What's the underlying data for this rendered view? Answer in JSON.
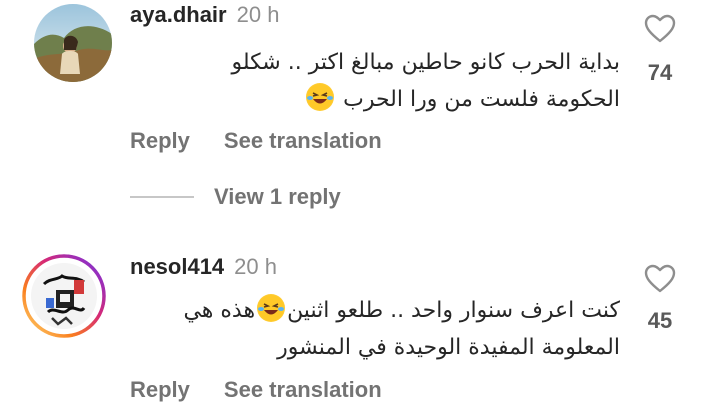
{
  "comments": [
    {
      "username": "aya.dhair",
      "time": "20 h",
      "line1": "بداية الحرب كانو حاطين مبالغ اكتر .. شكلو",
      "line2": "الحكومة فلست من ورا الحرب",
      "likes": "74",
      "reply_label": "Reply",
      "translate_label": "See translation",
      "view_replies_label": "View 1 reply"
    },
    {
      "username": "nesol414",
      "time": "20 h",
      "line1_a": "كنت اعرف سنوار واحد .. طلعو اثنين",
      "line1_b": "هذه هي",
      "line2": "المعلومة المفيدة الوحيدة في المنشور",
      "likes": "45",
      "reply_label": "Reply",
      "translate_label": "See translation"
    }
  ],
  "icons": {
    "heart": "heart-outline-icon",
    "emoji": "laughing-emoji-icon"
  },
  "colors": {
    "text": "#262626",
    "secondary": "#737373",
    "story_ring": [
      "#feda75",
      "#fa7e1e",
      "#d62976",
      "#962fbf",
      "#4f5bd5"
    ]
  }
}
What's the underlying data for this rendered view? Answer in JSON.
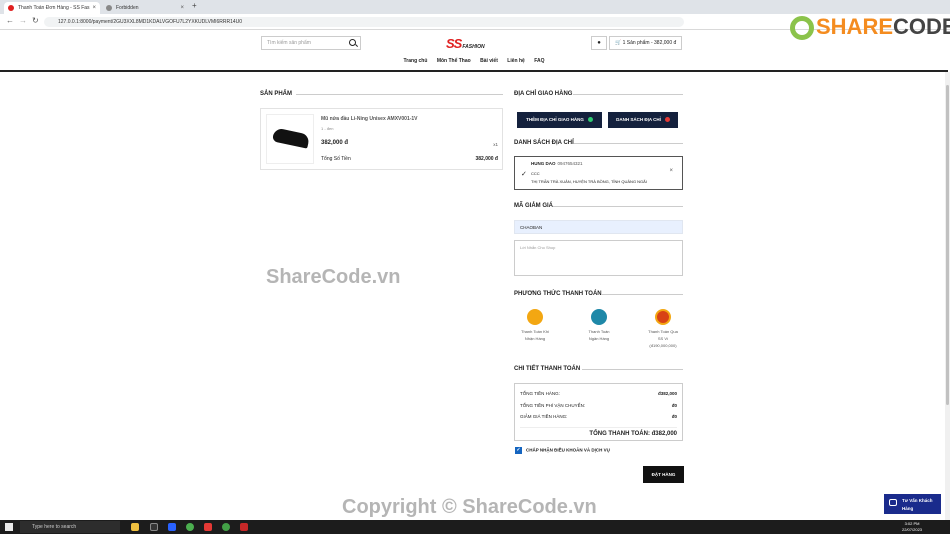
{
  "browser": {
    "tabs": [
      {
        "label": "Thanh Toán Đơn Hàng - SS Fas",
        "active": true
      },
      {
        "label": "Forbidden",
        "active": false
      }
    ],
    "url": "127.0.0.1:8000/payment/2GU3XXL8MD1KDALVGOFU7L2YXKUDLVMI6RRR14U0"
  },
  "header": {
    "search_placeholder": "Tìm kiếm sản phẩm",
    "logo": "SS",
    "logo_sub": "FASHION",
    "cart": "1 Sản phẩm - 382,000 đ",
    "menu": [
      "Trang chủ",
      "Môn Thể Thao",
      "Bài viết",
      "Liên hệ",
      "FAQ"
    ]
  },
  "products": {
    "title": "SẢN PHẨM",
    "item": {
      "name": "Mũ nửa đầu Li-Ning Unisex AMXV001-1V",
      "variant": "1 - đen",
      "price": "382,000 đ",
      "qty": "x1"
    },
    "total_label": "Tổng Số Tiền",
    "total_value": "382,000 đ"
  },
  "address": {
    "title": "ĐỊA CHỈ GIAO HÀNG",
    "add_btn": "THÊM ĐỊA CHỈ GIAO HÀNG",
    "list_btn": "DANH SÁCH ĐỊA CHỈ",
    "list_title": "DANH SÁCH ĐỊA CHỈ",
    "entry": {
      "name": "HUNG DAO",
      "phone": "0947654321",
      "line1": "CCC",
      "line2": "THỊ TRẤN TRÀ XUÂN, HUYỆN TRÀ BỒNG, TỈNH QUẢNG NGÃI"
    }
  },
  "coupon": {
    "title": "MÃ GIẢM GIÁ",
    "value": "CHAOBAN",
    "note_placeholder": "Lời Nhắn Cho Shop"
  },
  "payment": {
    "title": "PHƯƠNG THỨC THANH TOÁN",
    "methods": [
      {
        "label1": "Thanh Toán Khi",
        "label2": "Nhận Hàng",
        "label3": "",
        "color": "#f3a712"
      },
      {
        "label1": "Thanh Toán",
        "label2": "Ngân Hàng",
        "label3": "",
        "color": "#1e88a8"
      },
      {
        "label1": "Thanh Toán Qua",
        "label2": "SS Ví",
        "label3": "(đ190,000,000)",
        "color": "#d84315"
      }
    ]
  },
  "details": {
    "title": "CHI TIẾT THANH TOÁN",
    "rows": [
      {
        "label": "TỔNG TIỀN HÀNG:",
        "value": "đ382,000"
      },
      {
        "label": "TỔNG TIỀN PHÍ VẬN CHUYỂN:",
        "value": "đ0"
      },
      {
        "label": "GIẢM GIÁ TIỀN HÀNG:",
        "value": "đ0"
      }
    ],
    "total": "TỔNG THANH TOÁN: đ382,000",
    "terms": "CHẤP NHẬN ĐIỀU KHOẢN VÀ DỊCH VỤ",
    "order_btn": "ĐẶT HÀNG"
  },
  "chat": {
    "line1": "Tư Vấn Khách",
    "line2": "Hàng"
  },
  "watermarks": {
    "center": "ShareCode.vn",
    "bottom": "Copyright © ShareCode.vn",
    "brand_a": "SHARE",
    "brand_b": "CODE.vn"
  },
  "taskbar": {
    "search": "Type here to search",
    "time": "3:02 PM",
    "date": "22/07/2023"
  }
}
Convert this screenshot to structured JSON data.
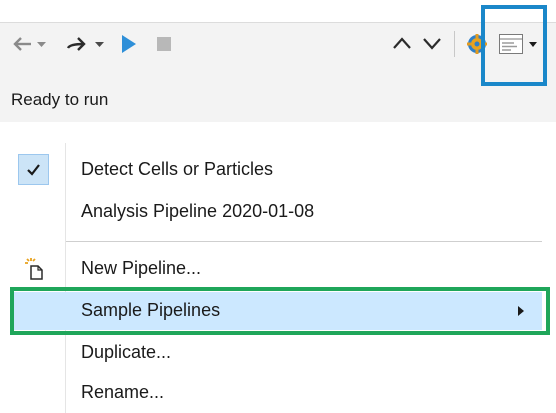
{
  "toolbar": {
    "icons": [
      "undo-icon",
      "undo-dropdown-icon",
      "redo-icon",
      "redo-dropdown-icon",
      "run-icon",
      "stop-icon",
      "move-up-icon",
      "move-down-icon",
      "settings-icon",
      "pipeline-menu-icon"
    ],
    "colors": {
      "run": "#2e8fd8",
      "stop": "#b8b8b8",
      "disabled": "#8a8a8a",
      "highlight": "#1a87c9"
    }
  },
  "status": {
    "text": "Ready to run"
  },
  "menu": {
    "items": [
      {
        "label": "Detect Cells or Particles",
        "checked": true
      },
      {
        "label": "Analysis Pipeline 2020-01-08"
      },
      {
        "label": "New Pipeline...",
        "icon": "new-pipeline-icon"
      },
      {
        "label": "Sample Pipelines",
        "selected": true,
        "submenu": true
      },
      {
        "label": "Duplicate..."
      },
      {
        "label": "Rename..."
      }
    ],
    "colors": {
      "selected_bg": "#cce8ff",
      "highlight": "#1fa65a"
    }
  }
}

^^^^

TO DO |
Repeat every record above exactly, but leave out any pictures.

RESPONSE |
What's the underlying data for this rendered view? Answer in JSON.
{
  "comments": [
    {
      "username": "aya.dhair",
      "time": "20 h",
      "line1": "بداية الحرب كانو حاطين مبالغ اكتر .. شكلو",
      "line2": "الحكومة فلست من ورا الحرب",
      "likes": "74",
      "reply_label": "Reply",
      "translate_label": "See translation",
      "view_replies_label": "View 1 reply"
    },
    {
      "username": "nesol414",
      "time": "20 h",
      "line1_a": "كنت اعرف سنوار واحد .. طلعو اثنين",
      "line1_b": "هذه هي",
      "line2": "المعلومة المفيدة الوحيدة في المنشور",
      "likes": "45",
      "reply_label": "Reply",
      "translate_label": "See translation"
    }
  ],
  "icons": {
    "heart": "heart-outline-icon",
    "emoji": "laughing-emoji-icon"
  },
  "colors": {
    "text": "#262626",
    "secondary": "#737373",
    "story_ring": [
      "#feda75",
      "#fa7e1e",
      "#d62976",
      "#962fbf",
      "#4f5bd5"
    ]
  }
}
What's the underlying data for this rendered view? Answer in JSON.
{
  "browser": {
    "tabs": [
      {
        "label": "Thanh Toán Đơn Hàng - SS Fas",
        "active": true
      },
      {
        "label": "Forbidden",
        "active": false
      }
    ],
    "url": "127.0.0.1:8000/payment/2GU3XXL8MD1KDALVGOFU7L2YXKUDLVMI6RRR14U0"
  },
  "header": {
    "search_placeholder": "Tìm kiếm sản phẩm",
    "logo": "SS",
    "logo_sub": "FASHION",
    "cart": "1 Sản phẩm - 382,000 đ",
    "menu": [
      "Trang chủ",
      "Môn Thể Thao",
      "Bài viết",
      "Liên hệ",
      "FAQ"
    ]
  },
  "products": {
    "title": "SẢN PHẨM",
    "item": {
      "name": "Mũ nửa đầu Li-Ning Unisex AMXV001-1V",
      "variant": "1 - đen",
      "price": "382,000 đ",
      "qty": "x1"
    },
    "total_label": "Tổng Số Tiền",
    "total_value": "382,000 đ"
  },
  "address": {
    "title": "ĐỊA CHỈ GIAO HÀNG",
    "add_btn": "THÊM ĐỊA CHỈ GIAO HÀNG",
    "list_btn": "DANH SÁCH ĐỊA CHỈ",
    "list_title": "DANH SÁCH ĐỊA CHỈ",
    "entry": {
      "name": "HUNG DAO",
      "phone": "0947654321",
      "line1": "CCC",
      "line2": "THỊ TRẤN TRÀ XUÂN, HUYỆN TRÀ BỒNG, TỈNH QUẢNG NGÃI"
    }
  },
  "coupon": {
    "title": "MÃ GIẢM GIÁ",
    "value": "CHAOBAN",
    "note_placeholder": "Lời Nhắn Cho Shop"
  },
  "payment": {
    "title": "PHƯƠNG THỨC THANH TOÁN",
    "methods": [
      {
        "label1": "Thanh Toán Khi",
        "label2": "Nhận Hàng",
        "label3": "",
        "color": "#f3a712"
      },
      {
        "label1": "Thanh Toán",
        "label2": "Ngân Hàng",
        "label3": "",
        "color": "#1e88a8"
      },
      {
        "label1": "Thanh Toán Qua",
        "label2": "SS Ví",
        "label3": "(đ190,000,000)",
        "color": "#d84315"
      }
    ]
  },
  "details": {
    "title": "CHI TIẾT THANH TOÁN",
    "rows": [
      {
        "label": "TỔNG TIỀN HÀNG:",
        "value": "đ382,000"
      },
      {
        "label": "TỔNG TIỀN PHÍ VẬN CHUYỂN:",
        "value": "đ0"
      },
      {
        "label": "GIẢM GIÁ TIỀN HÀNG:",
        "value": "đ0"
      }
    ],
    "total": "TỔNG THANH TOÁN: đ382,000",
    "terms": "CHẤP NHẬN ĐIỀU KHOẢN VÀ DỊCH VỤ",
    "order_btn": "ĐẶT HÀNG"
  },
  "chat": {
    "line1": "Tư Vấn Khách",
    "line2": "Hàng"
  },
  "watermarks": {
    "center": "ShareCode.vn",
    "bottom": "Copyright © ShareCode.vn",
    "brand_a": "SHARE",
    "brand_b": "CODE.vn"
  },
  "taskbar": {
    "search": "Type here to search",
    "time": "3:02 PM",
    "date": "22/07/2023"
  }
}
Convert this screenshot to structured JSON data.
{
  "toolbar": {
    "icons": [
      "undo-icon",
      "undo-dropdown-icon",
      "redo-icon",
      "redo-dropdown-icon",
      "run-icon",
      "stop-icon",
      "move-up-icon",
      "move-down-icon",
      "settings-icon",
      "pipeline-menu-icon"
    ],
    "colors": {
      "run": "#2e8fd8",
      "stop": "#b8b8b8",
      "disabled": "#8a8a8a",
      "highlight": "#1a87c9"
    }
  },
  "status": {
    "text": "Ready to run"
  },
  "menu": {
    "items": [
      {
        "label": "Detect Cells or Particles",
        "checked": true
      },
      {
        "label": "Analysis Pipeline 2020-01-08"
      },
      {
        "label": "New Pipeline...",
        "icon": "new-pipeline-icon"
      },
      {
        "label": "Sample Pipelines",
        "selected": true,
        "submenu": true
      },
      {
        "label": "Duplicate..."
      },
      {
        "label": "Rename..."
      }
    ],
    "colors": {
      "selected_bg": "#cce8ff",
      "highlight": "#1fa65a"
    }
  }
}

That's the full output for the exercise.